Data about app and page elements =
- Opening Delimiter -

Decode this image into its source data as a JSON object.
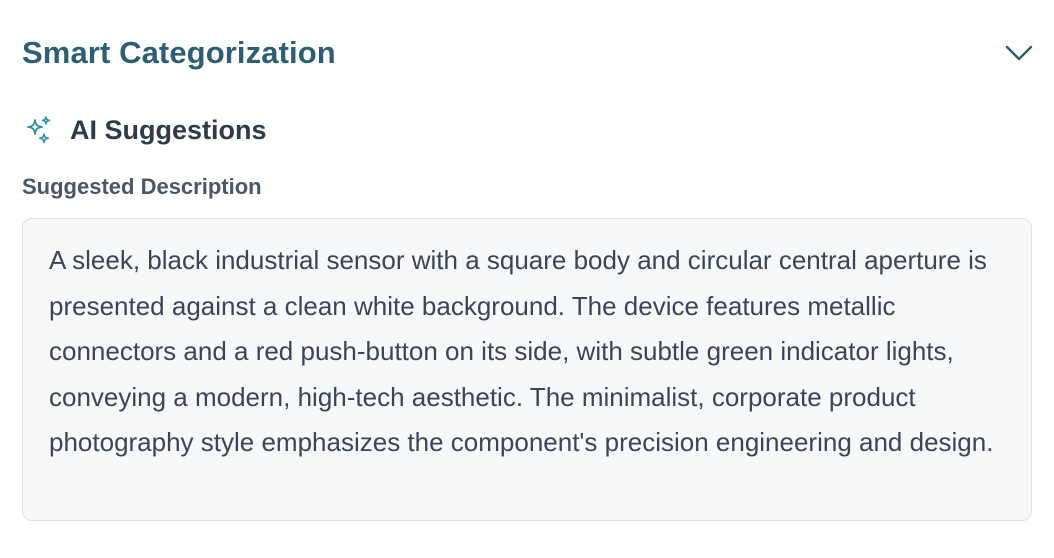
{
  "section": {
    "title": "Smart Categorization",
    "toggle_icon": "chevron-down-icon"
  },
  "ai": {
    "icon": "sparkles-icon",
    "label": "AI Suggestions"
  },
  "description": {
    "label": "Suggested Description",
    "value": "A sleek, black industrial sensor with a square body and circular central aperture is presented against a clean white background. The device features metallic connectors and a red push-button on its side, with subtle green indicator lights, conveying a modern, high-tech aesthetic. The minimalist, corporate product photography style emphasizes the component's precision engineering and design."
  },
  "colors": {
    "title": "#2c5f72",
    "accent": "#2f8f9d",
    "text": "#3b4556",
    "box_bg": "#f7f8fa",
    "box_border": "#dde1e6"
  }
}
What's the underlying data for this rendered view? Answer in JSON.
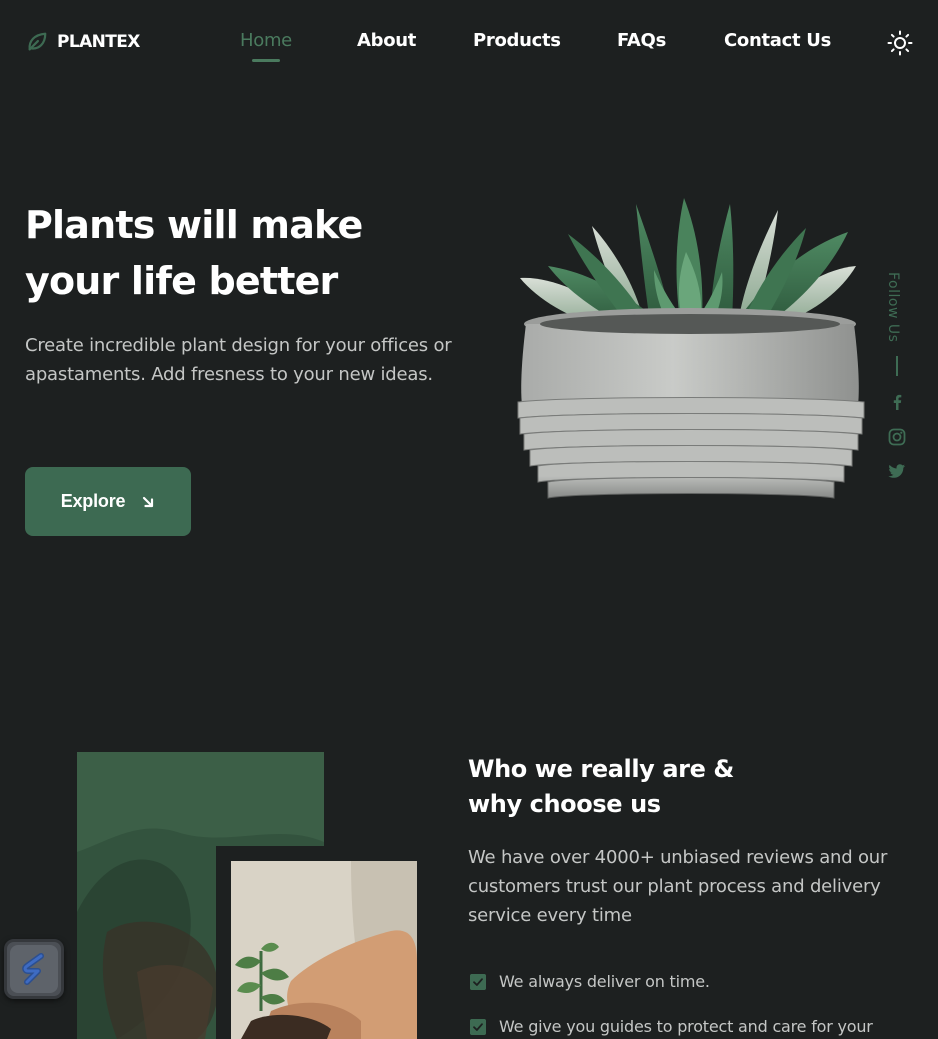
{
  "brand": {
    "name": "PLANTEX"
  },
  "nav": {
    "items": [
      "Home",
      "About",
      "Products",
      "FAQs",
      "Contact Us"
    ],
    "active": "Home"
  },
  "hero": {
    "title_line1": "Plants will make",
    "title_line2": "your life better",
    "description": "Create incredible plant design for your offices or apastaments. Add fresness to your new ideas.",
    "cta_label": "Explore"
  },
  "social": {
    "label": "Follow Us",
    "icons": [
      "facebook-icon",
      "instagram-icon",
      "twitter-icon"
    ]
  },
  "about": {
    "title_line1": "Who we really are &",
    "title_line2": "why choose us",
    "description": "We have over 4000+ unbiased reviews and our customers trust our plant process and delivery service every time",
    "checklist": [
      "We always deliver on time.",
      "We give you guides to protect and care for your"
    ]
  },
  "colors": {
    "background": "#1d2020",
    "accent": "#3d6a52",
    "accent_text": "#4a7a5e",
    "body_text": "#c4c6c5",
    "heading": "#ffffff"
  }
}
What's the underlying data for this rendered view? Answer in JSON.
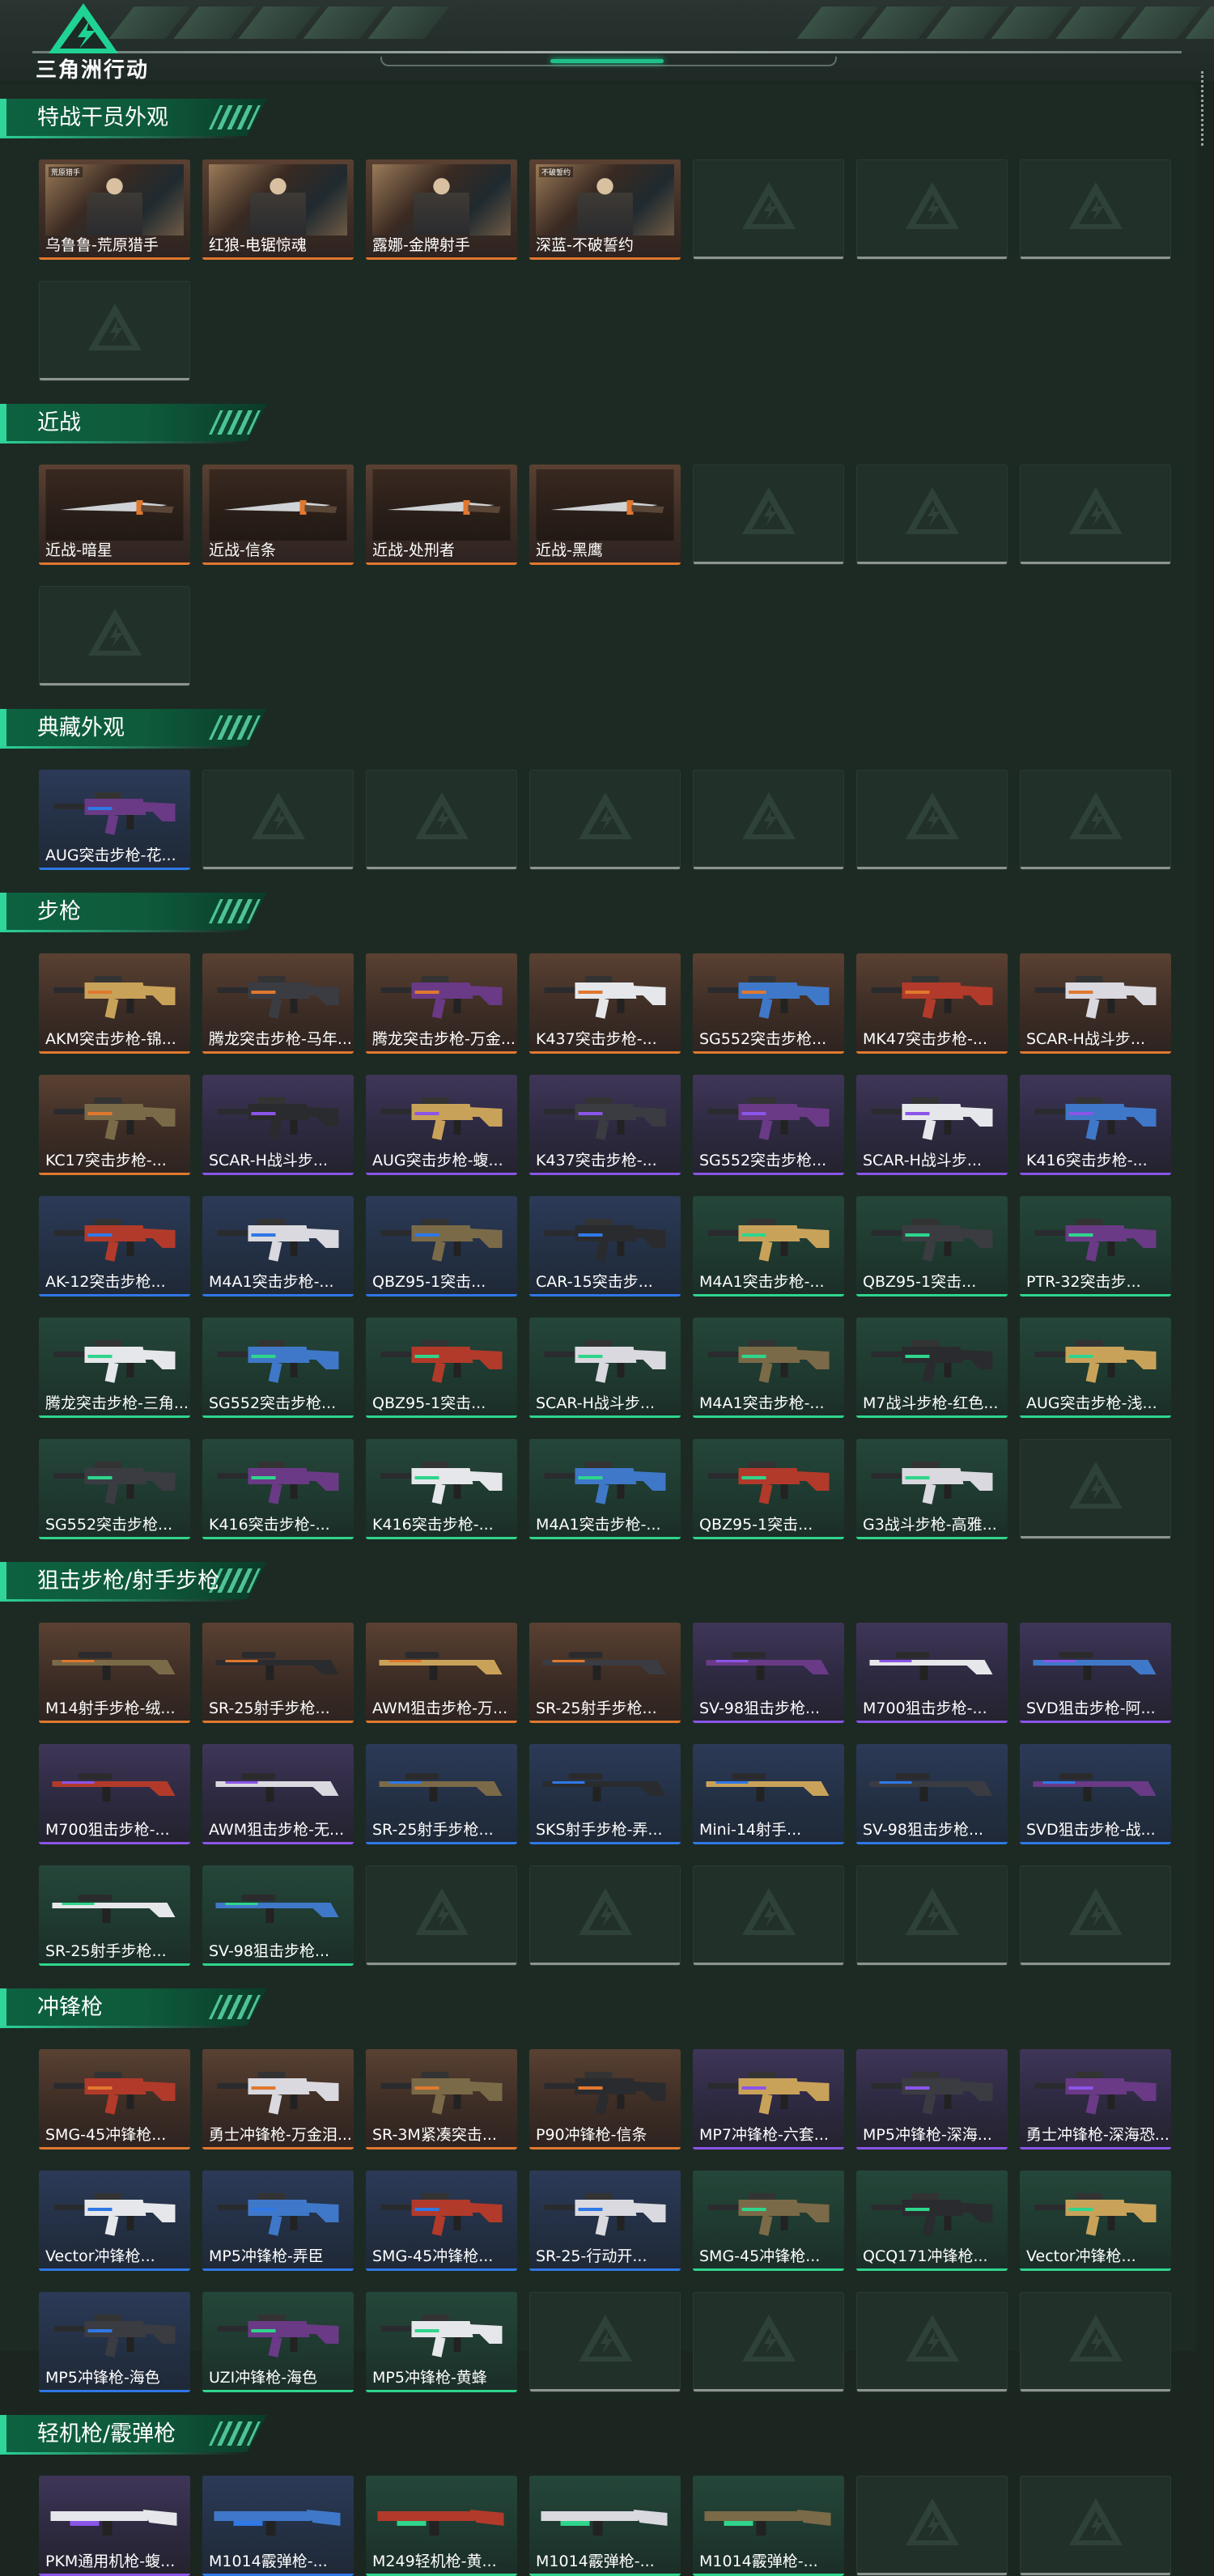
{
  "brand": {
    "name": "三角洲行动"
  },
  "colors": {
    "orange": "#e0782f",
    "purple": "#8a55e8",
    "blue": "#2f78e6",
    "green": "#2fd58c",
    "accent": "#2bd39a"
  },
  "sections": [
    {
      "title": "特战干员外观",
      "items": [
        {
          "name": "乌鲁鲁-荒原猎手",
          "quality": "orange",
          "icon": "operator-skin",
          "tag": "荒原猎手"
        },
        {
          "name": "红狼-电锯惊魂",
          "quality": "orange",
          "icon": "operator-skin"
        },
        {
          "name": "露娜-金牌射手",
          "quality": "orange",
          "icon": "operator-skin"
        },
        {
          "name": "深蓝-不破誓约",
          "quality": "orange",
          "icon": "operator-skin",
          "tag": "不破誓约"
        }
      ],
      "empty": 4
    },
    {
      "title": "近战",
      "items": [
        {
          "name": "近战-暗星",
          "quality": "orange",
          "icon": "knife"
        },
        {
          "name": "近战-信条",
          "quality": "orange",
          "icon": "karambit"
        },
        {
          "name": "近战-处刑者",
          "quality": "orange",
          "icon": "serrated-knife"
        },
        {
          "name": "近战-黑鹰",
          "quality": "orange",
          "icon": "knife"
        }
      ],
      "empty": 4
    },
    {
      "title": "典藏外观",
      "items": [
        {
          "name": "AUG突击步枪-花...",
          "quality": "blue",
          "icon": "rifle"
        }
      ],
      "empty": 6
    },
    {
      "title": "步枪",
      "items": [
        {
          "name": "AKM突击步枪-锦...",
          "quality": "orange",
          "icon": "rifle"
        },
        {
          "name": "腾龙突击步枪-马年...",
          "quality": "orange",
          "icon": "rifle"
        },
        {
          "name": "腾龙突击步枪-万金...",
          "quality": "orange",
          "icon": "rifle"
        },
        {
          "name": "K437突击步枪-...",
          "quality": "orange",
          "icon": "rifle"
        },
        {
          "name": "SG552突击步枪...",
          "quality": "orange",
          "icon": "rifle"
        },
        {
          "name": "MK47突击步枪-...",
          "quality": "orange",
          "icon": "rifle"
        },
        {
          "name": "SCAR-H战斗步...",
          "quality": "orange",
          "icon": "rifle"
        },
        {
          "name": "KC17突击步枪-...",
          "quality": "orange",
          "icon": "rifle"
        },
        {
          "name": "SCAR-H战斗步...",
          "quality": "purple",
          "icon": "rifle"
        },
        {
          "name": "AUG突击步枪-蝮...",
          "quality": "purple",
          "icon": "rifle"
        },
        {
          "name": "K437突击步枪-...",
          "quality": "purple",
          "icon": "rifle"
        },
        {
          "name": "SG552突击步枪...",
          "quality": "purple",
          "icon": "rifle"
        },
        {
          "name": "SCAR-H战斗步...",
          "quality": "purple",
          "icon": "rifle"
        },
        {
          "name": "K416突击步枪-...",
          "quality": "purple",
          "icon": "rifle"
        },
        {
          "name": "AK-12突击步枪...",
          "quality": "blue",
          "icon": "rifle"
        },
        {
          "name": "M4A1突击步枪-...",
          "quality": "blue",
          "icon": "rifle"
        },
        {
          "name": "QBZ95-1突击...",
          "quality": "blue",
          "icon": "rifle"
        },
        {
          "name": "CAR-15突击步...",
          "quality": "blue",
          "icon": "rifle"
        },
        {
          "name": "M4A1突击步枪-...",
          "quality": "green",
          "icon": "rifle"
        },
        {
          "name": "QBZ95-1突击...",
          "quality": "green",
          "icon": "rifle"
        },
        {
          "name": "PTR-32突击步...",
          "quality": "green",
          "icon": "rifle"
        },
        {
          "name": "腾龙突击步枪-三角...",
          "quality": "green",
          "icon": "rifle"
        },
        {
          "name": "SG552突击步枪...",
          "quality": "green",
          "icon": "rifle"
        },
        {
          "name": "QBZ95-1突击...",
          "quality": "green",
          "icon": "rifle"
        },
        {
          "name": "SCAR-H战斗步...",
          "quality": "green",
          "icon": "rifle"
        },
        {
          "name": "M4A1突击步枪-...",
          "quality": "green",
          "icon": "rifle"
        },
        {
          "name": "M7战斗步枪-红色...",
          "quality": "green",
          "icon": "rifle"
        },
        {
          "name": "AUG突击步枪-浅...",
          "quality": "green",
          "icon": "rifle"
        },
        {
          "name": "SG552突击步枪...",
          "quality": "green",
          "icon": "rifle"
        },
        {
          "name": "K416突击步枪-...",
          "quality": "green",
          "icon": "rifle"
        },
        {
          "name": "K416突击步枪-...",
          "quality": "green",
          "icon": "rifle"
        },
        {
          "name": "M4A1突击步枪-...",
          "quality": "green",
          "icon": "rifle"
        },
        {
          "name": "QBZ95-1突击...",
          "quality": "green",
          "icon": "rifle"
        },
        {
          "name": "G3战斗步枪-高雅...",
          "quality": "green",
          "icon": "rifle"
        }
      ],
      "empty": 1
    },
    {
      "title": "狙击步枪/射手步枪",
      "items": [
        {
          "name": "M14射手步枪-绒...",
          "quality": "orange",
          "icon": "sniper"
        },
        {
          "name": "SR-25射手步枪...",
          "quality": "orange",
          "icon": "sniper"
        },
        {
          "name": "AWM狙击步枪-万...",
          "quality": "orange",
          "icon": "sniper"
        },
        {
          "name": "SR-25射手步枪...",
          "quality": "orange",
          "icon": "sniper"
        },
        {
          "name": "SV-98狙击步枪...",
          "quality": "purple",
          "icon": "sniper"
        },
        {
          "name": "M700狙击步枪-...",
          "quality": "purple",
          "icon": "sniper"
        },
        {
          "name": "SVD狙击步枪-阿...",
          "quality": "purple",
          "icon": "sniper"
        },
        {
          "name": "M700狙击步枪-...",
          "quality": "purple",
          "icon": "sniper"
        },
        {
          "name": "AWM狙击步枪-无...",
          "quality": "purple",
          "icon": "sniper"
        },
        {
          "name": "SR-25射手步枪...",
          "quality": "blue",
          "icon": "sniper"
        },
        {
          "name": "SKS射手步枪-弄...",
          "quality": "blue",
          "icon": "sniper"
        },
        {
          "name": "Mini-14射手...",
          "quality": "blue",
          "icon": "sniper"
        },
        {
          "name": "SV-98狙击步枪...",
          "quality": "blue",
          "icon": "sniper"
        },
        {
          "name": "SVD狙击步枪-战...",
          "quality": "blue",
          "icon": "sniper"
        },
        {
          "name": "SR-25射手步枪...",
          "quality": "green",
          "icon": "sniper"
        },
        {
          "name": "SV-98狙击步枪...",
          "quality": "green",
          "icon": "sniper"
        }
      ],
      "empty": 5
    },
    {
      "title": "冲锋枪",
      "items": [
        {
          "name": "SMG-45冲锋枪...",
          "quality": "orange",
          "icon": "smg"
        },
        {
          "name": "勇士冲锋枪-万金泪...",
          "quality": "orange",
          "icon": "smg"
        },
        {
          "name": "SR-3M紧凑突击...",
          "quality": "orange",
          "icon": "smg"
        },
        {
          "name": "P90冲锋枪-信条",
          "quality": "orange",
          "icon": "smg"
        },
        {
          "name": "MP7冲锋枪-六套...",
          "quality": "purple",
          "icon": "smg"
        },
        {
          "name": "MP5冲锋枪-深海...",
          "quality": "purple",
          "icon": "smg"
        },
        {
          "name": "勇士冲锋枪-深海恐...",
          "quality": "purple",
          "icon": "smg"
        },
        {
          "name": "Vector冲锋枪...",
          "quality": "blue",
          "icon": "smg"
        },
        {
          "name": "MP5冲锋枪-弄臣",
          "quality": "blue",
          "icon": "smg"
        },
        {
          "name": "SMG-45冲锋枪...",
          "quality": "blue",
          "icon": "smg"
        },
        {
          "name": "SR-25-行动开...",
          "quality": "blue",
          "icon": "smg"
        },
        {
          "name": "SMG-45冲锋枪...",
          "quality": "green",
          "icon": "smg"
        },
        {
          "name": "QCQ171冲锋枪...",
          "quality": "green",
          "icon": "smg"
        },
        {
          "name": "Vector冲锋枪...",
          "quality": "green",
          "icon": "smg"
        },
        {
          "name": "MP5冲锋枪-海色",
          "quality": "blue",
          "icon": "smg"
        },
        {
          "name": "UZI冲锋枪-海色",
          "quality": "green",
          "icon": "smg"
        },
        {
          "name": "MP5冲锋枪-黄蜂",
          "quality": "green",
          "icon": "smg"
        }
      ],
      "empty": 4
    },
    {
      "title": "轻机枪/霰弹枪",
      "items": [
        {
          "name": "PKM通用机枪-蝮...",
          "quality": "purple",
          "icon": "machine-gun"
        },
        {
          "name": "M1014霰弹枪-...",
          "quality": "blue",
          "icon": "shotgun"
        },
        {
          "name": "M249轻机枪-黄...",
          "quality": "green",
          "icon": "machine-gun"
        },
        {
          "name": "M1014霰弹枪-...",
          "quality": "green",
          "icon": "shotgun"
        },
        {
          "name": "M1014霰弹枪-...",
          "quality": "green",
          "icon": "shotgun"
        }
      ],
      "empty": 2
    }
  ]
}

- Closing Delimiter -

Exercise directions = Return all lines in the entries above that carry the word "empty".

Problem solution =
      "empty": 4
      "empty": 4
      "empty": 6
      "empty": 1
      "empty": 5
      "empty": 4
      "empty": 2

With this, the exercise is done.